U.S. Revokes Work Visa

Of Muslim Scholar

SOUTH BEND, Ind. -- The State Department revoked the work visa of a Muslim scholar who had been scheduled to teach at the University of Notre Dame this fall. Tariq Ramadan, a Swiss citizen, called the revocation unjustified and "coming from political pressure."

Russ Knocke, a Department of Homeland Security spokesman, said the work visa was revoked because of a section in federal law applying to aliens who have used a "position of prominence within any country to endorse or espouse terrorist activity."

"We absolutely don't agree with that," Notre Dame spokesman Matt Storin said. "If we did, we would not have hired him."

Storin described Ramadan as a distinguished scholar and a voice for moderation in the Muslim world.

Ramadan said he opposes all forms of violence. "What I'm saying as a Muslim is that when I criticize a policy, for example the Saudi policy or the Egyptian policy, I am not Islamophobic," he said. "And when I am criticizing the policy of the state of Israel, of [Prime Minister Ariel] Sharon, I'm not an anti-Semite. It's just a political criticism."

Ibrahim Hooper, spokesman for the Council on American-Islamic Relations, said the revocation indicates an unwillingness of Americans to listen to Muslims.
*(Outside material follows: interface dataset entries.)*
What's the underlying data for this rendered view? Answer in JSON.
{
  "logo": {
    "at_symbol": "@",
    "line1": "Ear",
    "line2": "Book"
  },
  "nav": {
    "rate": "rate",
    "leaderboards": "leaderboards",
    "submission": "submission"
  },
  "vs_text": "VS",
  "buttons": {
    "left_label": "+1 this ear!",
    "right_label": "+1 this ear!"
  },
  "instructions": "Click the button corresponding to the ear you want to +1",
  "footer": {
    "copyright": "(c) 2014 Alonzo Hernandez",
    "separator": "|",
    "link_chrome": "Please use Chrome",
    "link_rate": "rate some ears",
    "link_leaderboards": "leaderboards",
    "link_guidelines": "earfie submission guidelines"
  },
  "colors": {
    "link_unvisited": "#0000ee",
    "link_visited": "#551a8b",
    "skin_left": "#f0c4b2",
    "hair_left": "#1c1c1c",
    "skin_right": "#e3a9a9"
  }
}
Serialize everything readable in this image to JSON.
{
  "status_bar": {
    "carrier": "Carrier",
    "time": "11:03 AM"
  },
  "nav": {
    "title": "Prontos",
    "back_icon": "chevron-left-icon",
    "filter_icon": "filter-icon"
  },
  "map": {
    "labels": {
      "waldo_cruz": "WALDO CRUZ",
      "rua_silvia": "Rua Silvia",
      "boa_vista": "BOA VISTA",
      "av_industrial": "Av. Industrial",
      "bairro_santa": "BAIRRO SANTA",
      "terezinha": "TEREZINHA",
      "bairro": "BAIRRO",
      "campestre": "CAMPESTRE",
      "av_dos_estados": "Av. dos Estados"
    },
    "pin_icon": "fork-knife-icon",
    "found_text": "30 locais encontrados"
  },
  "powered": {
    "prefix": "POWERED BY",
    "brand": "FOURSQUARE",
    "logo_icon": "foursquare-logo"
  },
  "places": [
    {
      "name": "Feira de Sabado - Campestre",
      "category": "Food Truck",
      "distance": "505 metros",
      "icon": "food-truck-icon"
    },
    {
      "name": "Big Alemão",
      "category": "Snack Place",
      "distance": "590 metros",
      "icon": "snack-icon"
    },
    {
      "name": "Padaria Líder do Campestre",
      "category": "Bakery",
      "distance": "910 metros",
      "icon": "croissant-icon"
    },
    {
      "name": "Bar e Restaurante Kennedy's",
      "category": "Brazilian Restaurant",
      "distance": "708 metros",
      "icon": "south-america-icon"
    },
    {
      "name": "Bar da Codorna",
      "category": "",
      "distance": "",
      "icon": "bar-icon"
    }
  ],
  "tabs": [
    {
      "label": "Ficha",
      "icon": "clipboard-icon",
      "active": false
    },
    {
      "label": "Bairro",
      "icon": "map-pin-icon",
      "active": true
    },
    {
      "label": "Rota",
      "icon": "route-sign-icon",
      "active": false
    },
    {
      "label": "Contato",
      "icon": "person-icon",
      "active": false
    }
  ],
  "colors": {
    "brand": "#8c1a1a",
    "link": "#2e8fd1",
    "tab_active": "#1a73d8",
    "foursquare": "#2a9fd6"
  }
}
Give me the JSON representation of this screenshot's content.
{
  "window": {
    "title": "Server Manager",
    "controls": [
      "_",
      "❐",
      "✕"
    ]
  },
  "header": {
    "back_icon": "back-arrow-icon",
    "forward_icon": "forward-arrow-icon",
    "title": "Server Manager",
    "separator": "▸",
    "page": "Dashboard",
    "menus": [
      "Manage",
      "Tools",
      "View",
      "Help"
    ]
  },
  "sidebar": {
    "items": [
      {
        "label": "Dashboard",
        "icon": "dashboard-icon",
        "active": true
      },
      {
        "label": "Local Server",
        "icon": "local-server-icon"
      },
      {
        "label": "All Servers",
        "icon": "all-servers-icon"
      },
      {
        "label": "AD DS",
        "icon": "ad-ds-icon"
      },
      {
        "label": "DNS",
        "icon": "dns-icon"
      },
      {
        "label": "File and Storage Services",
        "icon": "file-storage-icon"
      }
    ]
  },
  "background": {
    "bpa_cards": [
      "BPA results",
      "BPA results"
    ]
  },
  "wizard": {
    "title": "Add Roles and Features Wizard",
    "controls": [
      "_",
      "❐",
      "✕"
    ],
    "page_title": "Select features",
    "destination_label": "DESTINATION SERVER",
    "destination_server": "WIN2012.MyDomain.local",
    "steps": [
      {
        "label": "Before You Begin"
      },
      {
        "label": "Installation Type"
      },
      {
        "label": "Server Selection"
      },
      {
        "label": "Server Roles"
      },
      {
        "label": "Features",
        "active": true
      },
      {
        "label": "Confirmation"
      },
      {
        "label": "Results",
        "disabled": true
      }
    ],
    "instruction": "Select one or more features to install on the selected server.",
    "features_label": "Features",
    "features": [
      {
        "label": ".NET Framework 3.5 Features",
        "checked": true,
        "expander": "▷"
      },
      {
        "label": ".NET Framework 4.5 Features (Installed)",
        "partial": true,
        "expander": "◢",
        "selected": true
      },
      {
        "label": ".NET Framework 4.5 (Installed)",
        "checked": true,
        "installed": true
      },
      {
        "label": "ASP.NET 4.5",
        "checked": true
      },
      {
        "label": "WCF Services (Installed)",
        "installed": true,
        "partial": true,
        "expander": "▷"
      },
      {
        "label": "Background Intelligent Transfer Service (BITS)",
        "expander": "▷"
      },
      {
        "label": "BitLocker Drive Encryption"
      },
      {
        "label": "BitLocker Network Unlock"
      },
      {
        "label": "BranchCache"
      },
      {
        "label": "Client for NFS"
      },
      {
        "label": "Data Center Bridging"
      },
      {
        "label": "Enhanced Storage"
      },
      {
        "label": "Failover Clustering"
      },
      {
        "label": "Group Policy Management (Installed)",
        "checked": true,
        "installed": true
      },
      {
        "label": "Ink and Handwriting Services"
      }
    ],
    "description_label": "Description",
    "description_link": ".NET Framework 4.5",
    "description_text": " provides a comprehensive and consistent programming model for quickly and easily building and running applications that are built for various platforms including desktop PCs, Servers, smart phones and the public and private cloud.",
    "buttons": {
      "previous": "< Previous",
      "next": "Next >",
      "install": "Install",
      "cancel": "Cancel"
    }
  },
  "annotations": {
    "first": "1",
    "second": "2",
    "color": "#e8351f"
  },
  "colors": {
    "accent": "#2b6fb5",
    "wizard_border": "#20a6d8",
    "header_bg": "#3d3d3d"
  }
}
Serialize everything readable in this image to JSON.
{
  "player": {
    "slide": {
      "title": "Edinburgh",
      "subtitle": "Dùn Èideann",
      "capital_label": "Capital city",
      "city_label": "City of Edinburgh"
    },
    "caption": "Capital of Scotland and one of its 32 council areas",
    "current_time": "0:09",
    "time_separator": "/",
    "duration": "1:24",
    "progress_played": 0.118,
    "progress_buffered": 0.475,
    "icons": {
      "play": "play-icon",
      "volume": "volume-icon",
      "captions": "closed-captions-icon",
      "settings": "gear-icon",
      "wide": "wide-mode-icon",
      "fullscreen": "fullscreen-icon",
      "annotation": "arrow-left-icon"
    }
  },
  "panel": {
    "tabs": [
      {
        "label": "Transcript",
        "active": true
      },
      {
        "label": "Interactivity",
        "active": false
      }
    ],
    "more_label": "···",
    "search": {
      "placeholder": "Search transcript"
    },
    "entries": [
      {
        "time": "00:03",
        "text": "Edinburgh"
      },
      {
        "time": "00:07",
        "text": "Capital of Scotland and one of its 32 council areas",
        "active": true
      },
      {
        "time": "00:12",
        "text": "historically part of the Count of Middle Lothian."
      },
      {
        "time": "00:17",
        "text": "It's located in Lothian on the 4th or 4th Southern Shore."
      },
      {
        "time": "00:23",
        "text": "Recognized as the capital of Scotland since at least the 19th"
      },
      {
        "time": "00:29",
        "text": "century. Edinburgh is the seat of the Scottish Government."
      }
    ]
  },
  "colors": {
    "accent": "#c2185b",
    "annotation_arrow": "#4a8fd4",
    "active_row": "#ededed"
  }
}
* NEW YORK -- Antiwar activists planning a demonstration on the eve of the Republican National Convention said they will march past Madison Square Garden but will cancel the rally if they are denied permission to hold it in Central Park. The group, United for Peace and Justice, and city lawyers met for a hearing before state Supreme Court Justice Jacqueline Silbermann, who is considering whether the expected crowd of 250,000 can assemble in the park for a rally that the city argues would ruin the grass.

* DENVER -- A grand jury investigating whether alcohol and sex were used to entice University of Colorado football recruits indicted Nathan Maxcey, 28, a former low-level recruiting aide, for allegedly soliciting a prostitute for himself.

* ATHENS, Ga. -- University of Georgia cheerleading coach Marilou Braswell was fired after a Jewish cheerleader complained her chances of making the football squad were hurt because she did not participate in Bible studies and pregame prayers. Jaclyn Steele, 22, was on the football squad as a freshman but was moved to the basketball squad, a perceived demotion.

* LAS VEGAS -- Cab driver Pairoj Chitprasart, 51, died three days after being set on fire during a robbery attempt. Police said James Scholl, 33, will be charged with murder.

* LITTLE ROCK -- A school district may not offer prayers at mandatory staff meetings, regardless of whether the teacher who complained about them is present, an appeals court ruled. The U.S. Court of Appeals for the 8th Circuit said the DeValls Bluff School District's use of prayer at mandatory teacher meetings was unconstitutional.

* PHILADELPHIA -- Gun dealer Jon K. Sauers agreed to pay $850,000 to Tennille Jefferson, whose son, Nafis, 7, was killed with a revolver Sauers sold to a middleman who illegally resold the gun on the street. The settlement in the wrongful death lawsuit, approved by a judge Friday, has implications for gun shop owners who sell to "straw" buyers who purchase arms for gun traffickers, experts said.

-- From News Services